Fire struck the building on Sept. 28, 1913. But the church burned slowly, and a number of items were saved.

"Worshipers came running that morning from every church in town," it was reported. "They saved the pews and the stainglass window and much else beside.”

A beautiful new cobblestone church was ready for services in 1915. Its steeple bell was dedicated on Sept. 14, 1919, with other additions made over the years.

The Pinchot family attended the church, and Edgar Pinchot was a senior warden. Among the family's contributions to the church was the Ten Commandments wall plaque, donated in 1904. Other early church officials included Edgar Brodhead (junior warden), John C. Mott, D.M. Van Auken, W.C. Broome, C.W. Dimmick, Sidney A. Hanes, and M.M. Dimmick.

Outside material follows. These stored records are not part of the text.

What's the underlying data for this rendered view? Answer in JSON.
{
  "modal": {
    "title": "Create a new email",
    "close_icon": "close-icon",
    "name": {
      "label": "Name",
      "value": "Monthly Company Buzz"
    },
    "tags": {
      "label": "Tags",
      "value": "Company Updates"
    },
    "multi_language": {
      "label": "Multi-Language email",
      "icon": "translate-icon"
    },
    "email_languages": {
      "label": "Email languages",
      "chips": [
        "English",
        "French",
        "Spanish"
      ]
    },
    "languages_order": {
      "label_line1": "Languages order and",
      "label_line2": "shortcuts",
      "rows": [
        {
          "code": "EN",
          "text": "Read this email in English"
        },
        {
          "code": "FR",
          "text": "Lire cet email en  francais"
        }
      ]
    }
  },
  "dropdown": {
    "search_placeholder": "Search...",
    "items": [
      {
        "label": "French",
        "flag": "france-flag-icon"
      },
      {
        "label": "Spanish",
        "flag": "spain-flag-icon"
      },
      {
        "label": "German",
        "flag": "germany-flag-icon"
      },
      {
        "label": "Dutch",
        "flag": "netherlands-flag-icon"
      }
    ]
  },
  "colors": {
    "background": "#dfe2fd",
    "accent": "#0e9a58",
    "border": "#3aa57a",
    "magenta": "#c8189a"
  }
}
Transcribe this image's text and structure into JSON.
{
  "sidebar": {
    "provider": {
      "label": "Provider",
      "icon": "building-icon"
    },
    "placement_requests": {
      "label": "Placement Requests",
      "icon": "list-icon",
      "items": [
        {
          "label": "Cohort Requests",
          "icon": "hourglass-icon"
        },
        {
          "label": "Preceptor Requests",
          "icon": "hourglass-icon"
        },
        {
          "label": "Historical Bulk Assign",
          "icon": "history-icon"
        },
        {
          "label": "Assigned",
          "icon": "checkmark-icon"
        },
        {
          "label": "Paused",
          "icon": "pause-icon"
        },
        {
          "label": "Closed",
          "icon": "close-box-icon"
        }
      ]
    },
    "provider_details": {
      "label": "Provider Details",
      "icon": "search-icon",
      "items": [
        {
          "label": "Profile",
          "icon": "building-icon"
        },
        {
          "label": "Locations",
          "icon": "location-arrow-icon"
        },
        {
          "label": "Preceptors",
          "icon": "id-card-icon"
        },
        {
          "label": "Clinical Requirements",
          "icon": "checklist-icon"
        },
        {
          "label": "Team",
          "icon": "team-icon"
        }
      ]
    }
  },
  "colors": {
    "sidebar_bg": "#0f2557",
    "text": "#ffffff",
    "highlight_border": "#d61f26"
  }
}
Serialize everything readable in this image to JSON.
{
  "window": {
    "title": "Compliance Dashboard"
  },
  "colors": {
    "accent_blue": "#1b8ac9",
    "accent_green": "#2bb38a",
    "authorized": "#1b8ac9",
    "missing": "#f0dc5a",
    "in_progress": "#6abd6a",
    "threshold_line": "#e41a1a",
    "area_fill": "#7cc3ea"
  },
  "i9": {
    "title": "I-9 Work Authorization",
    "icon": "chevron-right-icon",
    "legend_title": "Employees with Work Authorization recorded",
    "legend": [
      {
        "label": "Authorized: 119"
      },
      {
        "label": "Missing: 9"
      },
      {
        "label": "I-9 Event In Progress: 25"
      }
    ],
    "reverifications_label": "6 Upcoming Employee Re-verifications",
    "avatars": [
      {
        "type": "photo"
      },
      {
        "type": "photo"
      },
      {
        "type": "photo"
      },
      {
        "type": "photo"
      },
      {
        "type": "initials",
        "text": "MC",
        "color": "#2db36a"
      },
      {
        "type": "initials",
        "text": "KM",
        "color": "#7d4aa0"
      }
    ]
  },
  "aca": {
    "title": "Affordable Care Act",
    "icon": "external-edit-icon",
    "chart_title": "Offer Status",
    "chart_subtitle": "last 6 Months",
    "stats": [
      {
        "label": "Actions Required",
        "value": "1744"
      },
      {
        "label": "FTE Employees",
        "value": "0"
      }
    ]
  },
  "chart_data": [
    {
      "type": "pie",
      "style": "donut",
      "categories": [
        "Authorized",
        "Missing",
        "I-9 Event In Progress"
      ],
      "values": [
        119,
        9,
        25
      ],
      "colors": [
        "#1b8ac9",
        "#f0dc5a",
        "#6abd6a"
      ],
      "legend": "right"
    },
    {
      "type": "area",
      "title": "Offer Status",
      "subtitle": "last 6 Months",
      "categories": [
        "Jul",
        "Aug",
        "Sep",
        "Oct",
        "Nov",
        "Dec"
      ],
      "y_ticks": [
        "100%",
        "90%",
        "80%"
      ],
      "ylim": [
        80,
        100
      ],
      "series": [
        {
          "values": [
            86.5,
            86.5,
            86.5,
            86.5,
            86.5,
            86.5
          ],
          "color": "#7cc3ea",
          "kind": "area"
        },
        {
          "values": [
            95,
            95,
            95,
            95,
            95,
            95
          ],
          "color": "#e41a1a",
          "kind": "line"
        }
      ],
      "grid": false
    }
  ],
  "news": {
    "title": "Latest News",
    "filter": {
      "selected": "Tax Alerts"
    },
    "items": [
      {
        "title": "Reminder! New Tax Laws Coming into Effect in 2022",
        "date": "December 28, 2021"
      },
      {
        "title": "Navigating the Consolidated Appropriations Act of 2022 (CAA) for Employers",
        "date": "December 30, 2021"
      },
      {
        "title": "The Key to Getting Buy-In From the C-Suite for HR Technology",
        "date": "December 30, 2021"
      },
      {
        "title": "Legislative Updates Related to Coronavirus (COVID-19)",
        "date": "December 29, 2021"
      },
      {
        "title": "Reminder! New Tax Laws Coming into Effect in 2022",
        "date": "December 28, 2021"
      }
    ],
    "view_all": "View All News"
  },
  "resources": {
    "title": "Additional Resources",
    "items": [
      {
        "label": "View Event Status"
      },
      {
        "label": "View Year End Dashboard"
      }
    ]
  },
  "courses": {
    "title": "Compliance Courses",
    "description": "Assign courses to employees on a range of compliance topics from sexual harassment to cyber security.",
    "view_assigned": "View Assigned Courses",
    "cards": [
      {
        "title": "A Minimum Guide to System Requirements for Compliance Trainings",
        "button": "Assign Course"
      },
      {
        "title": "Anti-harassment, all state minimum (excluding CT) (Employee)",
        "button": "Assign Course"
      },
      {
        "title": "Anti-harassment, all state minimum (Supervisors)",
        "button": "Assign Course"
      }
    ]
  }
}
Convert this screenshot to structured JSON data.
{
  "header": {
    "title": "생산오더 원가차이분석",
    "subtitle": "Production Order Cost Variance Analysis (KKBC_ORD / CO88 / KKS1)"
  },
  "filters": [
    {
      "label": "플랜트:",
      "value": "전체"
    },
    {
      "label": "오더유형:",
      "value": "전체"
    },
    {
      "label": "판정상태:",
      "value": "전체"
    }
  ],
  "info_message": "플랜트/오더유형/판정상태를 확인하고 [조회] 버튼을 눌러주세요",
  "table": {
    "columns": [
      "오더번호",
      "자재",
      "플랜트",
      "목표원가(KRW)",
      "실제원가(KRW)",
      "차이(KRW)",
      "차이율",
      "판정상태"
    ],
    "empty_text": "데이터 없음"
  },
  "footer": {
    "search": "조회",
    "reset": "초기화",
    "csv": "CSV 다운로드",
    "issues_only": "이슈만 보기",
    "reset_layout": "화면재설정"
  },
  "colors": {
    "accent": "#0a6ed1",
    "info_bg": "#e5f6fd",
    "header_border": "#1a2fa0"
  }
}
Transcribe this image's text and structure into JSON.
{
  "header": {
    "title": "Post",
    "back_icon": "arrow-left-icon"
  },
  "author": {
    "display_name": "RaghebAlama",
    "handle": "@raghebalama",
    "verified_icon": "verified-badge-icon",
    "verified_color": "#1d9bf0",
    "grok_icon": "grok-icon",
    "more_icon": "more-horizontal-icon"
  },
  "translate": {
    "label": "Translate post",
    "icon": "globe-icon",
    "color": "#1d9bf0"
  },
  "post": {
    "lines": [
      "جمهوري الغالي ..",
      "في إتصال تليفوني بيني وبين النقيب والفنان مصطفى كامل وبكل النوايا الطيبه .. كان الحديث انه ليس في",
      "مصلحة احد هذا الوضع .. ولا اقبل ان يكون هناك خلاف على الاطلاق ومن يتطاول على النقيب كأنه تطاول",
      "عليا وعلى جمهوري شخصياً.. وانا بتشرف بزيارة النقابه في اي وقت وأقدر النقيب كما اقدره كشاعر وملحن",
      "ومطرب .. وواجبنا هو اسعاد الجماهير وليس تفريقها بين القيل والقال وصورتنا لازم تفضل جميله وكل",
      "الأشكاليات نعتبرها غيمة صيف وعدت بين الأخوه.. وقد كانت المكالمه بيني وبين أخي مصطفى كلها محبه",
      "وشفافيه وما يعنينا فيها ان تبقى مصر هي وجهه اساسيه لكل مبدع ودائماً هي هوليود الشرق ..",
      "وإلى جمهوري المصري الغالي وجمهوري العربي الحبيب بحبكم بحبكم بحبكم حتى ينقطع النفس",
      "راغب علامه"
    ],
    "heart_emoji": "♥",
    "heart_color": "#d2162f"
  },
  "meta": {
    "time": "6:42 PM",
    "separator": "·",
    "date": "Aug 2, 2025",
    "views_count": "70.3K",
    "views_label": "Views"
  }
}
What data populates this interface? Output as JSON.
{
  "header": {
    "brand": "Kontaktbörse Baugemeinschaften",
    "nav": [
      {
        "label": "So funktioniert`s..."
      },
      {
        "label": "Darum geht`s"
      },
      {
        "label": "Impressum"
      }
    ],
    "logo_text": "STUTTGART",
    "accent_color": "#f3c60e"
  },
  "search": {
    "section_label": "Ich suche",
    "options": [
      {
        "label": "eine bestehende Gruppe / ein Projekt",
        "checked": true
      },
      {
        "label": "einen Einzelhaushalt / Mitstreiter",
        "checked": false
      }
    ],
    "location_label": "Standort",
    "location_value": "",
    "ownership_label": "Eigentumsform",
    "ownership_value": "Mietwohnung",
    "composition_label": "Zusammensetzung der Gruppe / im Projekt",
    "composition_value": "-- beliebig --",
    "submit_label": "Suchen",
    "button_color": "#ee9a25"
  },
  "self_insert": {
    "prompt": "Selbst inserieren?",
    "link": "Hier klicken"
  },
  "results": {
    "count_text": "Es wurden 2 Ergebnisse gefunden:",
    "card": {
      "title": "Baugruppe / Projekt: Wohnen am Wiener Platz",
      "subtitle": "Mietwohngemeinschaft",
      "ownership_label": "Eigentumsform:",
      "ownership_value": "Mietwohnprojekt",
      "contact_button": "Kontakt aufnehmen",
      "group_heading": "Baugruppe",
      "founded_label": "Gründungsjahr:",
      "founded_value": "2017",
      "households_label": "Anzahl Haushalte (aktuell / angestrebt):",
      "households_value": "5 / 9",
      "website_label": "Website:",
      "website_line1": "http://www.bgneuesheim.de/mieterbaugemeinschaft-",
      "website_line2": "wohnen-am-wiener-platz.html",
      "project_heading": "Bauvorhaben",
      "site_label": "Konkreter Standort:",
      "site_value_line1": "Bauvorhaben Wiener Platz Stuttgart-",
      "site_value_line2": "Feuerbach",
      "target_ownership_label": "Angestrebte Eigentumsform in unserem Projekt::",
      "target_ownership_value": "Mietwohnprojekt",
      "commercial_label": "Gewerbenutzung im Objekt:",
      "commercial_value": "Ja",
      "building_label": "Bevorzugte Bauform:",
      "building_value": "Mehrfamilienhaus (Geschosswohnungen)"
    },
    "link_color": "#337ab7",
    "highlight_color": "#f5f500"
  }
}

The other side of the familySt. John the Evangelist was established as a mission church in 1887 in Dingmans Ferry and was active until 1971, when the Army Corps of Engineers acquired the property for the Tocks Island project. The project was later abandoned.

The Rev. Richard Aselford was pastor for both congregations, traveling between them on Sundays to preach.

The parish of the Church of the Good Shepherd invited the community of St. John the Evangelist to join its congregation, and the two churches merged in 1972.

A history of outreach ministries

The church has a history of service to the community, and its missions have changed over time.

In the late 1970s and early 1980s, the church provided the use of its Parish Hall for the weekday lunch program of Pike County Office on Aging until 1984, when the program moved to larger quarters.

A thrift shop, known as the Shepherd’s Shop, opened in the early 1980s. It, too, moved to larger quarters at Broad and Catherine Streets, until it closed in 1992, due to increasing rental costs and competition from other consignment shops.

The first pre-school program in Milford was started in the late 1970s by a parishioner and former teacher in the Sunday school rooms. Eventually this evolved into a day-care program. In 1985 a diocesan grant helped establish the Good Shepherd Child Care Center. The Rev. Elizabeth Myers vacated the rectory, which became home to the Child Care Center, which continues today.

The food pantry was established in 1991 by a parishioner. It developed into an ecumenical effort with other houses of worship, including the Methodist, Presbyterian and Roman Catholic churches in Milford participating in the effort to serve the families of the community.

For more information about Saturday's concert, see related article.